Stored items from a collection
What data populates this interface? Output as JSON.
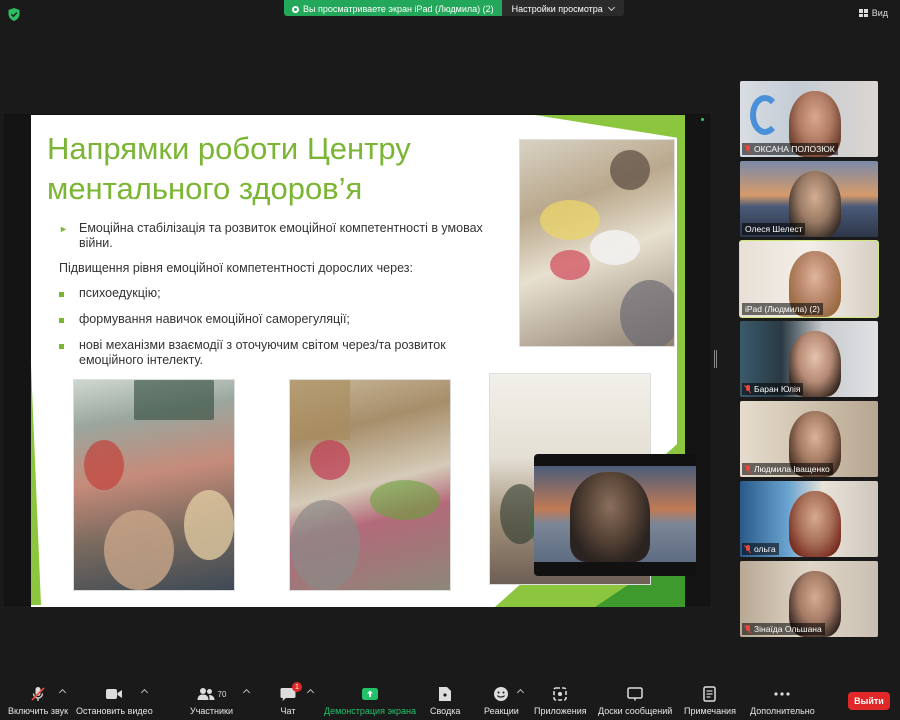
{
  "topbar": {
    "sharing_text": "Вы просматриваете экран iPad (Людмила) (2)",
    "view_settings": "Настройки просмотра",
    "view_label": "Вид"
  },
  "slide": {
    "title": "Напрямки роботи Центру ментального здоров’я",
    "bullet_main": "Емоційна стабілізація та розвиток емоційної компетентності в умовах війни.",
    "subheading": "Підвищення рівня емоційної компетентності дорослих через:",
    "sub_bullets": [
      "психоедукцію;",
      "формування навичок емоційної саморегуляції;",
      "нові механізми взаємодії з оточуючим світом через/та розвиток емоційного інтелекту."
    ]
  },
  "participants": [
    {
      "name": "ОКСАНА ПОЛОЗЮК",
      "muted": true
    },
    {
      "name": "Олеся Шелест",
      "muted": false
    },
    {
      "name": "iPad (Людмила) (2)",
      "muted": false,
      "active": true
    },
    {
      "name": "Баран Юлія",
      "muted": true
    },
    {
      "name": "Людмила Іващенко",
      "muted": true
    },
    {
      "name": "ольга",
      "muted": true
    },
    {
      "name": "Зінаїда Ольшана",
      "muted": true
    }
  ],
  "toolbar": {
    "unmute": "Включить звук",
    "stop_video": "Остановить видео",
    "participants": "Участники",
    "participants_count": "70",
    "chat": "Чат",
    "chat_badge": "1",
    "share_screen": "Демонстрация экрана",
    "summary": "Сводка",
    "reactions": "Реакции",
    "apps": "Приложения",
    "whiteboards": "Доски сообщений",
    "notes": "Примечания",
    "more": "Дополнительно",
    "leave": "Выйти"
  },
  "colors": {
    "accent_green": "#23a75a",
    "slide_green": "#7ab534",
    "leave_red": "#e02828",
    "active_border": "#cfe87a"
  }
}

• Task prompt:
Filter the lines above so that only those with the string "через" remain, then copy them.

• Expected answer:
    "subheading": "Підвищення рівня емоційної компетентності дорослих через:",
      "нові механізми взаємодії з оточуючим світом через/та розвиток емоційного інтелекту."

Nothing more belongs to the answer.